Yakiniku sauce is a mixture of savory and sweet flavors with bold sesame essence that is used to season grilled meats in Japanese cuisine.
The term, yakiniku, is derived from the Japanese term "yaki", which means grilled, and "niku", which means meat, or beef. It is a term that is used broadly to describe various grilled and cooked meats including American outdoor BBQ style meats, or Korean style BBQ which is meat that is often marinated and cooked on a tabletop open flame grill. Yakiniku may also refer to meat that is cooked either in a pan or griddle on the stove, or on a teppanyaki tabletop grill.
Regardless of the cooking method, grilled meat is often served with a yakiniku dipping sauce, or it is seasoned with yakiniku sauce prior to being cooked.
- Peel and chop 1 garlic clove.
- In a small saucepan, combine soy sauce, mirin, sugar, sesame oil, and garlic. Heat over medium to high heat until sugar dissolves, about 3 minutes. Stir constantly to help dissolve sugar and to prevent burning. Allow the sauce to cool for about 5 to 10 minutes.
- Using a strainer, pour the sauce into a small bowl to separate the garlic pieces which may be discarded.
- Add ground roasted white sesame seeds and whole roasted sesame seeds to the strained sauce in the bowl. Mix gently. The yakiniku sauce is now ready to use! Use to dip meats and vegetables, or as a sauce to pour over meat.
- The sauce may be stored in an airtight container for 5 to 7 days.
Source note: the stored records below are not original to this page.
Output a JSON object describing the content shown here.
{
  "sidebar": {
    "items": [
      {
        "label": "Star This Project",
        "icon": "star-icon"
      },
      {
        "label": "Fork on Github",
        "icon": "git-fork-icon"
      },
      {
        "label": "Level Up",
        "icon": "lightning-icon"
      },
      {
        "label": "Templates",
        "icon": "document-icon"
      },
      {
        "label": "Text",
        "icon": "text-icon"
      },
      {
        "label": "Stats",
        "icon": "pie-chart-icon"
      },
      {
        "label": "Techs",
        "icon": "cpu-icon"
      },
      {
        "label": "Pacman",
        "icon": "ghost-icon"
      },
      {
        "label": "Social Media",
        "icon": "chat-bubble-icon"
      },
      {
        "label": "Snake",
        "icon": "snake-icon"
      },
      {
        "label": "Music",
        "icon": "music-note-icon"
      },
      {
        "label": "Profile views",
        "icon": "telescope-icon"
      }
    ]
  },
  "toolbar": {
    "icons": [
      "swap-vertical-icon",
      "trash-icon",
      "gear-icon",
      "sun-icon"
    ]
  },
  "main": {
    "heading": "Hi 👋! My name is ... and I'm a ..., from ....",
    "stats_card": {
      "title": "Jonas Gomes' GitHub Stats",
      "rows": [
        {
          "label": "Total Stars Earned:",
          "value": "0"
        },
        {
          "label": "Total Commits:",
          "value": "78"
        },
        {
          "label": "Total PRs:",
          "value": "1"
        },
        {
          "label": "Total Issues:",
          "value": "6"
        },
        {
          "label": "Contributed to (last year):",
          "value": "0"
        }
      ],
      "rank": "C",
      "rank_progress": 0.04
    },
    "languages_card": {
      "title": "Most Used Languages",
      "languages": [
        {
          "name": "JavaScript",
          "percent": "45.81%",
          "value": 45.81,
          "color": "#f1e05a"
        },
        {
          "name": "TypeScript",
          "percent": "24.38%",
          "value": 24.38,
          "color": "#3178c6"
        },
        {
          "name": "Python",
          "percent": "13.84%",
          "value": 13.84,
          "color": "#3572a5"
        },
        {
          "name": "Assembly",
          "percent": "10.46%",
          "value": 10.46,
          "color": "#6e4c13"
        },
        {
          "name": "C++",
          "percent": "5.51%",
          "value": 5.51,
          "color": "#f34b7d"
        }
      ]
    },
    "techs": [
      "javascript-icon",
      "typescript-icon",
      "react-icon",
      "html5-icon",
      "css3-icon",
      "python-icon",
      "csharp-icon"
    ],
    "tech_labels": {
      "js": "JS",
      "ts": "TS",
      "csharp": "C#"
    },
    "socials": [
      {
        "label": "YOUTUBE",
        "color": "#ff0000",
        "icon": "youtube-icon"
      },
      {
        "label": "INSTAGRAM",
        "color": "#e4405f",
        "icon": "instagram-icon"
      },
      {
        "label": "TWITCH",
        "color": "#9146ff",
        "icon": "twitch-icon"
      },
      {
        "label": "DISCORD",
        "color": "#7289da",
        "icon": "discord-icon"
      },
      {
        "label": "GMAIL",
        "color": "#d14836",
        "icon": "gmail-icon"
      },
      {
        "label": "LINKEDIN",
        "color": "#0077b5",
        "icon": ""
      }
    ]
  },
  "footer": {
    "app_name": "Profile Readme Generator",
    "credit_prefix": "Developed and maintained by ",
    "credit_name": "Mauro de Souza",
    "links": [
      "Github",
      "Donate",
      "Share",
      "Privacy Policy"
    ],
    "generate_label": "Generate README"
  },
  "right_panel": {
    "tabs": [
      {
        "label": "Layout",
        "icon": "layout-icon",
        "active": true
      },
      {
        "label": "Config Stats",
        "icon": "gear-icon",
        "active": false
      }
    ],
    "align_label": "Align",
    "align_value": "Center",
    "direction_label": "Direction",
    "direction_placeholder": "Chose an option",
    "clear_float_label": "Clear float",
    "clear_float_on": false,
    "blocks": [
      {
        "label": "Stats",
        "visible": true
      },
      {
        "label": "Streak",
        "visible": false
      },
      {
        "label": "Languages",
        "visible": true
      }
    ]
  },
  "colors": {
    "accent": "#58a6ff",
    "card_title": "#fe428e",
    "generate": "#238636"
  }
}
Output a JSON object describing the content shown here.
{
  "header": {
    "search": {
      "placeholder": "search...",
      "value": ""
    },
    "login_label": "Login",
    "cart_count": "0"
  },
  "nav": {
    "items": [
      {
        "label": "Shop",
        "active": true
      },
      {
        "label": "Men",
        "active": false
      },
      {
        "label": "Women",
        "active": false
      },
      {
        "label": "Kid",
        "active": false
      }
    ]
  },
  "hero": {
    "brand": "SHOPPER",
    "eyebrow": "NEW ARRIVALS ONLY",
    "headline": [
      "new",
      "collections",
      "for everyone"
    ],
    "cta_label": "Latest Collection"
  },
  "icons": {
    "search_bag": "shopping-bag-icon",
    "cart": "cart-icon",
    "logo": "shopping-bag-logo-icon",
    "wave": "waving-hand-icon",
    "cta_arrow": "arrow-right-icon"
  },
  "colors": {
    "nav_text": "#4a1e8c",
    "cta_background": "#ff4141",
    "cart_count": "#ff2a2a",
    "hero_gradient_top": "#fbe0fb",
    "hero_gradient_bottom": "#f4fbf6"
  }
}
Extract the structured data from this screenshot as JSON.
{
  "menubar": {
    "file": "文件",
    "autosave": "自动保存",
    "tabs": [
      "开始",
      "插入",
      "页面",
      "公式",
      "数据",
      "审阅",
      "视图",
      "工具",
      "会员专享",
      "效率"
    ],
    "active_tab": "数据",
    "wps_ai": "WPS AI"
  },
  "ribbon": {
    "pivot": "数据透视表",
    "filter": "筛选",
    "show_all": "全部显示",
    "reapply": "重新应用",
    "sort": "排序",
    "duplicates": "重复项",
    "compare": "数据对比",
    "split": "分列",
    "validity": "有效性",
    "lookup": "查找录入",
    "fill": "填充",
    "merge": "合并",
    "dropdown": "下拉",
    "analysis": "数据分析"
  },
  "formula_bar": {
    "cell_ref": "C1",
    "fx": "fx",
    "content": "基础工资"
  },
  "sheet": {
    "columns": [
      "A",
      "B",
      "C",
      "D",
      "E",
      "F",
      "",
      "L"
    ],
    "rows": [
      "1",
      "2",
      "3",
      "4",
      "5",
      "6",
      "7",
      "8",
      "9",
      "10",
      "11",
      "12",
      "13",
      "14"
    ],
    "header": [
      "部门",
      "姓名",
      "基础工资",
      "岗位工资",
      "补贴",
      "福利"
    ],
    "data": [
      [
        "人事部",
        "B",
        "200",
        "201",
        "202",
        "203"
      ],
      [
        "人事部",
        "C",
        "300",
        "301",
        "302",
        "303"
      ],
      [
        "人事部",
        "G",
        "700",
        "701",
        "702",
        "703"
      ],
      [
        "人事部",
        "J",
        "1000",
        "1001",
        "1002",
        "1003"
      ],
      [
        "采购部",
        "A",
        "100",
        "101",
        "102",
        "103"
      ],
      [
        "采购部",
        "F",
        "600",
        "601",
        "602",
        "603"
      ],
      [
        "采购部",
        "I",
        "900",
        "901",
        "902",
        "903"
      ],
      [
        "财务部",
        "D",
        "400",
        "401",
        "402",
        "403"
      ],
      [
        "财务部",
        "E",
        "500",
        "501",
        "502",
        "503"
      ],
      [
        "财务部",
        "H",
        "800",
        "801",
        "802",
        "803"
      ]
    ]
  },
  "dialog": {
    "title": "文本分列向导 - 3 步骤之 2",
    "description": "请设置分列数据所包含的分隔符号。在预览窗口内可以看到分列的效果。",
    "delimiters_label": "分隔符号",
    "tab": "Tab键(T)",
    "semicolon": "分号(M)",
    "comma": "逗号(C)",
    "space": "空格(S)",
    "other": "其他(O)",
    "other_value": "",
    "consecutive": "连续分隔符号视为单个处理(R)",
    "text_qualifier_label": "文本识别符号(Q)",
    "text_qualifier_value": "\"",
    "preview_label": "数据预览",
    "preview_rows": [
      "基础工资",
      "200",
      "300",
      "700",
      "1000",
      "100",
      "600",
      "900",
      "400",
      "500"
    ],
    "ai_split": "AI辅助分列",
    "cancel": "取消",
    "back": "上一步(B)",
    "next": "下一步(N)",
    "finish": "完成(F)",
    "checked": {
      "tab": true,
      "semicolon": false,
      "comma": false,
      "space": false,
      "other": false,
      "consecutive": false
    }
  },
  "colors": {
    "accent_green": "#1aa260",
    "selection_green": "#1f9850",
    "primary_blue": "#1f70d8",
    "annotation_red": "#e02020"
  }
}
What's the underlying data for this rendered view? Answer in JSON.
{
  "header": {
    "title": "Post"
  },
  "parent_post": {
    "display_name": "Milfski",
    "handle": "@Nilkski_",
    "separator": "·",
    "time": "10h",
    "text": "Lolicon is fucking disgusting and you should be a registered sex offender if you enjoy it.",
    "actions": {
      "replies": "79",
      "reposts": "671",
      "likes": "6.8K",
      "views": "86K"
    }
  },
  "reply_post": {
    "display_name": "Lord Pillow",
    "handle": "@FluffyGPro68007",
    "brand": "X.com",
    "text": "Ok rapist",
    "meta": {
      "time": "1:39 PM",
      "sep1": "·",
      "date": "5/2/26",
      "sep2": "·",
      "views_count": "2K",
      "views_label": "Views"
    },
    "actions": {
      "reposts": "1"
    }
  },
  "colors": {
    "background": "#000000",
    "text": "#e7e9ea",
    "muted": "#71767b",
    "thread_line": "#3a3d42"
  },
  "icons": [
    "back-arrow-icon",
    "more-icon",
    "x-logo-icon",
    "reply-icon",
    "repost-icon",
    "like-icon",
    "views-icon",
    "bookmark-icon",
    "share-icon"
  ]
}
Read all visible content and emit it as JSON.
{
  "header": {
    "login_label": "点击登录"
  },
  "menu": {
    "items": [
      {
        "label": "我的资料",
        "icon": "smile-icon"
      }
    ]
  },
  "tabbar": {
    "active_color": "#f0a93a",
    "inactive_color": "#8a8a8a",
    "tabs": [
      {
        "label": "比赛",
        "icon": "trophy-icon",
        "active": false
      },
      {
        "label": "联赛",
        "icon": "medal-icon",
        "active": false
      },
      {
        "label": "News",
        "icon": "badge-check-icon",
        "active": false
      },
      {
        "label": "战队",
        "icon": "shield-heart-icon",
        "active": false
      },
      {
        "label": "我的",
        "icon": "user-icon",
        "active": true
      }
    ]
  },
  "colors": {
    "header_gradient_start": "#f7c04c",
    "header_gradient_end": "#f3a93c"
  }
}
Typical ingredients for making yakiniku sauce includes soy sauce, mirin, sugar and sesame seeds. The addition of sesame oil and garlic add more complexity and boldness to the sauce. The key to yakiniku sauce, however, is sesame seeds, and in this recipe, the addition of roasted ground sesame seeds takes the sauce to an entirely new level of "wow." The ground roasted sesame seeds impart a complexity of flavors that make the sauce mouth-watering delicious!
The sauce can be prepared in advance and stored in the refrigerator for a quick weeknight meal. My favorite way of using this yakiniku sauce is to stir-fry thin shabu - shabu or sukiyaki cuts of beef in a frying or griddle pan until well done, then pour some of the sauce over the cooked meat, toss and then serve.
Note: the sauce has a concentrated flavor, so a little bit goes a long way. If you're going to use it as a dipping sauce for yakiniku, for younger children or for those that prefer a milder flavor, simply add a bit of hot water to the sauce to dilute it.
|Nutritional Guidelines (per serving)|
|Total Fat||13 g|
|Saturated Fat||2 g|
|Unsaturated Fat||6 g|
|Dietary Fiber||6 g|